Heart Rate Sensor
By using optical sensors and LED lighting, the heart rate sensor is able to detect the speed and pattern of your heart rate. Because there is a change in light intensity of the skin when a pulse pounds, the heart rate sensor is able to measure the heart rate by counting the frequency of those light changes.
The thermometer sensor exists in nearly every modern smartphone device. It serves two important and particular purposes.
The first is to monitor the temperature of the device itself. If the device gets overheated, the temperature sensor communicates to the phone that it needs to shut down in order to cool off to prevent frying the device.
Secondly, the temperature sensor reads the ambient temperature and can let you know the current temperature, rendering it in Fahrenheit or Celcius, depending on your preferred temperature measurement settings.
If you want to take your own temperature, you might need to download one of the best thermometer apps that we recommend. Please check it out.
Air Humidity Sensor
A less common sensor included in modern smartphones is the air humidity sensor which is able to measure the ambient air quality. When it calculates the humidity levels in the air, it relays the information to the user, letting them know of the current air quality.
The Geiger counter operates on a sensor that measures marine radiation levels. It has only been released in Japan, however, and as of today, exists built only into the Sharp Pantone 5 device.
The Soli sensor is a tiny radar that was introduced by Google on the Pixel 4. Soli allowed you to track your movements on a microscopic scale at high speed and accuracy.
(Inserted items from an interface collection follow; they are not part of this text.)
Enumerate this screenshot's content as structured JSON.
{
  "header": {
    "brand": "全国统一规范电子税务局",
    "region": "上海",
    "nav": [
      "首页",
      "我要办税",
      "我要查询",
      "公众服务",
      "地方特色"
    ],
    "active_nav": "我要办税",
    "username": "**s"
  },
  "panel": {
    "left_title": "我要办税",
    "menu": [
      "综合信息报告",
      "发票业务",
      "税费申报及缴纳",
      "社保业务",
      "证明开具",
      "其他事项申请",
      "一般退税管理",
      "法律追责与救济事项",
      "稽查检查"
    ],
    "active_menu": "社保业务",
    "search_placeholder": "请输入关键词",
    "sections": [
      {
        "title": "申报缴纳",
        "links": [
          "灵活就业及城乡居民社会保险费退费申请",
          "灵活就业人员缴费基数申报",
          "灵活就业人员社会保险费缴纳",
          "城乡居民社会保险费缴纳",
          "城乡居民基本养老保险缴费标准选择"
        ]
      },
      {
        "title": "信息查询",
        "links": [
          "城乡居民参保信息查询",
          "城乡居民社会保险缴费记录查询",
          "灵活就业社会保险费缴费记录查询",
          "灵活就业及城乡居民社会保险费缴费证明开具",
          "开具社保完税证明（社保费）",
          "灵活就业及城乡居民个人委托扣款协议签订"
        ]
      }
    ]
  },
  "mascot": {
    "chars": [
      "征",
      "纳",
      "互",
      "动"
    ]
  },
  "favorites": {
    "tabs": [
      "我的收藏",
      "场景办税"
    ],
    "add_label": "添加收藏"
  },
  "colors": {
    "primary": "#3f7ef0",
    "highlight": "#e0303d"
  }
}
Think about you interacting with your phone through hand gestures.
We hope you’ve learned about all the sensors embedded in your smartphone. Without those sensors, your phone wouldn’t be able to performs all these functions.
This list will keep growing as smartphones continue to get more advanced. For any questions or concerns, please use the comments section below.